Australia — THE horrifying scale of the bushfire threat faced by West Australians is made clear by this map exposing the amount of old vegetation across the state.
The map reveals the build-up of fuel – combustible trees, shrub and ground litter – aged over seven years near Perth and in the South-West.
This is the age it becomes almost impossible to control on even average summer conditions – let alone catastrophic days with soaring temperatures and fast winds.
Rising fuel ages and a failure to hit prescribed burn targets means bushfire is WA’s “pre-eminent hazard”, according to the State Emergency Management Committee.
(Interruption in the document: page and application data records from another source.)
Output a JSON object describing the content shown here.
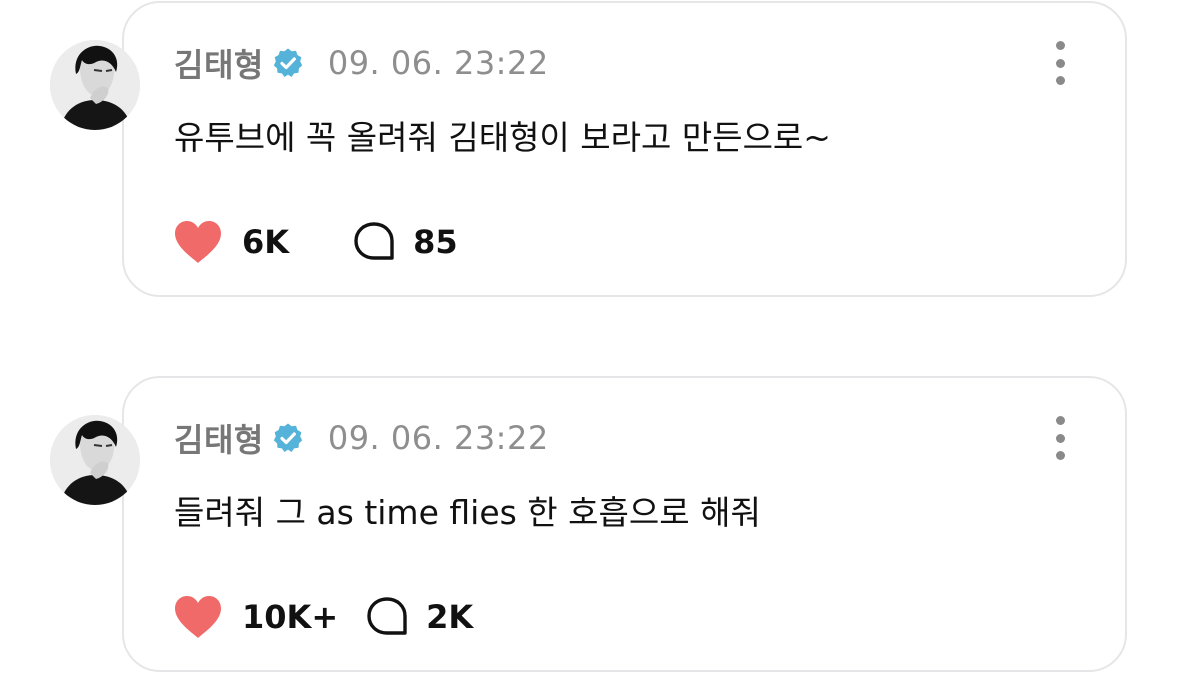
{
  "colors": {
    "heart": "#f06a6a",
    "verified_badge": "#55b3d9",
    "card_border": "#e6e6e9",
    "meta_text": "#8e8e8e"
  },
  "posts": [
    {
      "username": "김태형",
      "verified_icon": "verified-badge-icon",
      "timestamp": "09. 06. 23:22",
      "message": "유투브에 꼭 올려줘 김태형이 보라고 만든으로~",
      "likes": "6K",
      "comments": "85"
    },
    {
      "username": "김태형",
      "verified_icon": "verified-badge-icon",
      "timestamp": "09. 06. 23:22",
      "message": "들려줘 그 as time flies 한 호흡으로 해줘",
      "likes": "10K+",
      "comments": "2K"
    }
  ]
}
Its recent report uses a similar version of this map to highlight the point, which is based on data from the Department of Parks and Wildlife.
“The accumulation of (fuel aged more than seven years) is creating the potential for fires of extreme intensity for which suppression may not be possible before major damage occurs,” the SEMC’s latest Emergency Prepardness Report warns.
As of last July, there was almost 2.1 million hectares of fuel aged seven years and older across WA, the paper reveals. Fuel aged under six years spanned 944,000ha.
Bushfire Front chairman Roger Underwood described the accumulation of older fuel – about eight tonnes per hectare – near poorly prepared residential areas as WA’s “ticking time bomb”.
“This map demonstrates that 80% of South-West forests and national parks are now in a situation where firefighters will not be able to tackle or surpress a fire even in moderate conditions because of the very heavy fuels,” Mr Underwood said.
“This is a diabolacle problem that has crept up on us over the past 15 years. No-one was worried in the past couple of years – but now everybody is worried.”
In 2012/13, DPaW achieved just 23,648ha of its annual prescribed burn target of 200,000ha in the South-West.
This was blamed on a wet spring during the 2012 “burning season” and a subsequent sharp rise in the Soil Dryness Index following summer.
So far in 2013/14, DPaW has completed 40 of its 152 planned prescribed burns and started another 18 covering more than 60,000ha so far this season.
The figure is well short of its target, but the department said further burning is likely in the Warren region where conditions may remain suitable for some time.
Mr Underwood, a former Department of Conservation and Land Management (CALM) general manager, said the weather was “no excuse”.
He said Perth householders need to be more tolerant of smoke from prescribed burning and some rules governing burns need to be relaxed.
In 2011, 40 properties in Margaret River were razed after being sparked by an out-of-control burn. The inferno prompted tighter regulations.
But without strong community support, Mr Underwood said he doubts the authorities will ever be able to catch-up on the backlog.
Shire of Bridgetown-Greenbushes president Tony Pratico claimed DPaW was “running scared” of prescribed burns.
“Instead of getting fuel reduction every eight, 10, 15 years – we are talking about 30 years before they get back into a rotation and it’s only going to get worse because every year they fall behind,” Mr Pratico said.
Shire of Manjimup president Wade DeCampo added: “There is only one thing that will fix that – and that’s money.
“It’s more resource and more money for DPaW so that when they can burn, and they have the ability to burn, they do burn. That’s the only way to do it.”
Opposition emergency services spokeswoman Margaret Quirk called for DPaW to take on more seasonal workers to carry out burns when the “window of opportunity” arises.
Fire Commissioner Wayne Gregson said prescribed burns were done with best practice and were not impeded by the regime’s systems and processes.
“Obviously there are a number of variables that affect (DPaW) capacity to do a prescribed burn. The expectation is they adhere to the standard but they are not impeded by that standard,” Mr Gregson said.
DPaW said its prescribed burning program is governed by a number of factors, including weather conditions.
“However, over the past 20 years, the department has met 79 per cent of its cumulative annual target,” a spokeswoman said.
“The department takes every opportunity to carry out prescribed burns when it is safe to do so. Residents and other land managers also need to carry out their own fire preventive measures.”